[Dataset rows for apps and sites]
============================================================
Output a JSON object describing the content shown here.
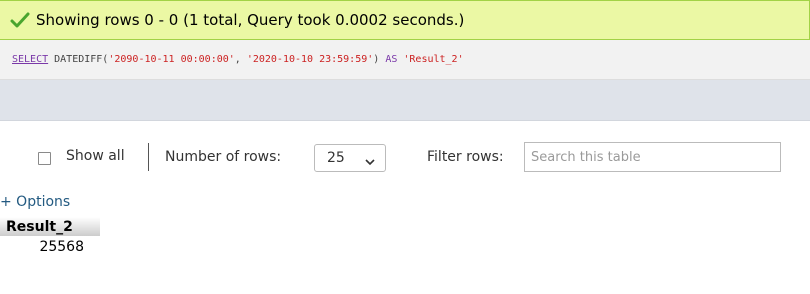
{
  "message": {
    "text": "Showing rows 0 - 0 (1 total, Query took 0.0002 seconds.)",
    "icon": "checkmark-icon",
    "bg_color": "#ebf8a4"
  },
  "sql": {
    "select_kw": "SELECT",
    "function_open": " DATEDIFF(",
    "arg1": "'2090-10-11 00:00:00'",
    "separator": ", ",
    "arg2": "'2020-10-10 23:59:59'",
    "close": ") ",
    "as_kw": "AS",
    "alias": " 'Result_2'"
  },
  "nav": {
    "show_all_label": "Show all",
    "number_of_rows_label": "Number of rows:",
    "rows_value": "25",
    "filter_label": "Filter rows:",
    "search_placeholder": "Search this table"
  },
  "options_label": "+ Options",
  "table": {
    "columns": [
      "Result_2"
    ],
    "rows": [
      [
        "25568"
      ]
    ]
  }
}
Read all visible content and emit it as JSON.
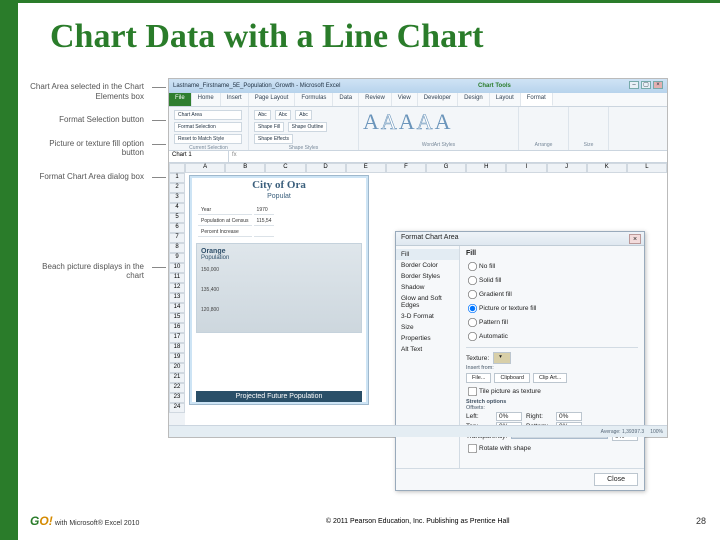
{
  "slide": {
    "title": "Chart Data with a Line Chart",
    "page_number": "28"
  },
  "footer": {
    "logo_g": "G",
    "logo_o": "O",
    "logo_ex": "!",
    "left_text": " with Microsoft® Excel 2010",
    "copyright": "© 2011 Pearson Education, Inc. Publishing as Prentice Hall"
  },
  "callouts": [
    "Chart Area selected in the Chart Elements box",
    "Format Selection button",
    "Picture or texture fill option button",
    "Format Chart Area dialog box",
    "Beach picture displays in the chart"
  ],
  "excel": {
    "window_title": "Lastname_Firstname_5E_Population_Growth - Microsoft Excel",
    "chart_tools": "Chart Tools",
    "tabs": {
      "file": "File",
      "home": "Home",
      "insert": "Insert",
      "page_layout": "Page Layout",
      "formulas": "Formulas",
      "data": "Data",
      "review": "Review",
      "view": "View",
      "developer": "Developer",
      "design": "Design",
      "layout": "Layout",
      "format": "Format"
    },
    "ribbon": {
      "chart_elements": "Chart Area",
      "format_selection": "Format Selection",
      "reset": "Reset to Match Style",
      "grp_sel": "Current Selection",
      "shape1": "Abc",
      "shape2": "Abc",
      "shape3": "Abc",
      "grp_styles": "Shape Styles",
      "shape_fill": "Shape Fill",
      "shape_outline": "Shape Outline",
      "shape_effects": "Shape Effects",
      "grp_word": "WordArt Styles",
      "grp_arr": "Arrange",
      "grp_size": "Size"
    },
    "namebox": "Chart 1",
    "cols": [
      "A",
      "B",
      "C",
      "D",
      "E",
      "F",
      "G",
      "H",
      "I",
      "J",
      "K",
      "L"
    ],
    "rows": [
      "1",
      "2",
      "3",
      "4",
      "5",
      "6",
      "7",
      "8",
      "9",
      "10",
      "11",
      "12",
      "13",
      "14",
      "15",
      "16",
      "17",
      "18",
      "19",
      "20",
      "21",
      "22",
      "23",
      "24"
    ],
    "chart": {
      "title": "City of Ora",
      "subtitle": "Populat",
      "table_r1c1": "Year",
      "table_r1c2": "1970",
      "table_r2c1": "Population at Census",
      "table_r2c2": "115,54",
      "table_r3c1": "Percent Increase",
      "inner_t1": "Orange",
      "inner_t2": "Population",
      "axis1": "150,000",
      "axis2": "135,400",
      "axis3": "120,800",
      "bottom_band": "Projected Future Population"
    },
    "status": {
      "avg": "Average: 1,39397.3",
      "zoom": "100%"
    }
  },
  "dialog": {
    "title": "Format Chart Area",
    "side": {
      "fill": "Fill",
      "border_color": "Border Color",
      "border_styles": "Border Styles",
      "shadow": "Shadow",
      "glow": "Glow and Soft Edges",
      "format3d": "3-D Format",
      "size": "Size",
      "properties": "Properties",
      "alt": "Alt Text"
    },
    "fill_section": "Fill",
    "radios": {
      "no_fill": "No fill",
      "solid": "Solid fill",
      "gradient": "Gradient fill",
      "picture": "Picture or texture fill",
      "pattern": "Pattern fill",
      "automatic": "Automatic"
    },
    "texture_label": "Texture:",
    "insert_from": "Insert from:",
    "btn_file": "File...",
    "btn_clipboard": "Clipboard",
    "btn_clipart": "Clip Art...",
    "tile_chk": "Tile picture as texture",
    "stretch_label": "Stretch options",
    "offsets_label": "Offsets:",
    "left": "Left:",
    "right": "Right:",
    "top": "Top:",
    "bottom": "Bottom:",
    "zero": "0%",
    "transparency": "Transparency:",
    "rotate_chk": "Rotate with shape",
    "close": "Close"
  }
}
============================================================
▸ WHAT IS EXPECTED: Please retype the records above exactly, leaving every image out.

▸ TASK ANSWER:
Output a JSON object describing the content shown here.
{
  "message": {
    "text": "Showing rows 0 - 0 (1 total, Query took 0.0002 seconds.)",
    "icon": "checkmark-icon",
    "bg_color": "#ebf8a4"
  },
  "sql": {
    "select_kw": "SELECT",
    "function_open": " DATEDIFF(",
    "arg1": "'2090-10-11 00:00:00'",
    "separator": ", ",
    "arg2": "'2020-10-10 23:59:59'",
    "close": ") ",
    "as_kw": "AS",
    "alias": " 'Result_2'"
  },
  "nav": {
    "show_all_label": "Show all",
    "number_of_rows_label": "Number of rows:",
    "rows_value": "25",
    "filter_label": "Filter rows:",
    "search_placeholder": "Search this table"
  },
  "options_label": "+ Options",
  "table": {
    "columns": [
      "Result_2"
    ],
    "rows": [
      [
        "25568"
      ]
    ]
  }
}
Read all visible content and emit it as JSON.
{
  "slide": {
    "title": "Chart Data with a Line Chart",
    "page_number": "28"
  },
  "footer": {
    "logo_g": "G",
    "logo_o": "O",
    "logo_ex": "!",
    "left_text": " with Microsoft® Excel 2010",
    "copyright": "© 2011 Pearson Education, Inc. Publishing as Prentice Hall"
  },
  "callouts": [
    "Chart Area selected in the Chart Elements box",
    "Format Selection button",
    "Picture or texture fill option button",
    "Format Chart Area dialog box",
    "Beach picture displays in the chart"
  ],
  "excel": {
    "window_title": "Lastname_Firstname_5E_Population_Growth - Microsoft Excel",
    "chart_tools": "Chart Tools",
    "tabs": {
      "file": "File",
      "home": "Home",
      "insert": "Insert",
      "page_layout": "Page Layout",
      "formulas": "Formulas",
      "data": "Data",
      "review": "Review",
      "view": "View",
      "developer": "Developer",
      "design": "Design",
      "layout": "Layout",
      "format": "Format"
    },
    "ribbon": {
      "chart_elements": "Chart Area",
      "format_selection": "Format Selection",
      "reset": "Reset to Match Style",
      "grp_sel": "Current Selection",
      "shape1": "Abc",
      "shape2": "Abc",
      "shape3": "Abc",
      "grp_styles": "Shape Styles",
      "shape_fill": "Shape Fill",
      "shape_outline": "Shape Outline",
      "shape_effects": "Shape Effects",
      "grp_word": "WordArt Styles",
      "grp_arr": "Arrange",
      "grp_size": "Size"
    },
    "namebox": "Chart 1",
    "cols": [
      "A",
      "B",
      "C",
      "D",
      "E",
      "F",
      "G",
      "H",
      "I",
      "J",
      "K",
      "L"
    ],
    "rows": [
      "1",
      "2",
      "3",
      "4",
      "5",
      "6",
      "7",
      "8",
      "9",
      "10",
      "11",
      "12",
      "13",
      "14",
      "15",
      "16",
      "17",
      "18",
      "19",
      "20",
      "21",
      "22",
      "23",
      "24"
    ],
    "chart": {
      "title": "City of Ora",
      "subtitle": "Populat",
      "table_r1c1": "Year",
      "table_r1c2": "1970",
      "table_r2c1": "Population at Census",
      "table_r2c2": "115,54",
      "table_r3c1": "Percent Increase",
      "inner_t1": "Orange",
      "inner_t2": "Population",
      "axis1": "150,000",
      "axis2": "135,400",
      "axis3": "120,800",
      "bottom_band": "Projected Future Population"
    },
    "status": {
      "avg": "Average: 1,39397.3",
      "zoom": "100%"
    }
  },
  "dialog": {
    "title": "Format Chart Area",
    "side": {
      "fill": "Fill",
      "border_color": "Border Color",
      "border_styles": "Border Styles",
      "shadow": "Shadow",
      "glow": "Glow and Soft Edges",
      "format3d": "3-D Format",
      "size": "Size",
      "properties": "Properties",
      "alt": "Alt Text"
    },
    "fill_section": "Fill",
    "radios": {
      "no_fill": "No fill",
      "solid": "Solid fill",
      "gradient": "Gradient fill",
      "picture": "Picture or texture fill",
      "pattern": "Pattern fill",
      "automatic": "Automatic"
    },
    "texture_label": "Texture:",
    "insert_from": "Insert from:",
    "btn_file": "File...",
    "btn_clipboard": "Clipboard",
    "btn_clipart": "Clip Art...",
    "tile_chk": "Tile picture as texture",
    "stretch_label": "Stretch options",
    "offsets_label": "Offsets:",
    "left": "Left:",
    "right": "Right:",
    "top": "Top:",
    "bottom": "Bottom:",
    "zero": "0%",
    "transparency": "Transparency:",
    "rotate_chk": "Rotate with shape",
    "close": "Close"
  }
}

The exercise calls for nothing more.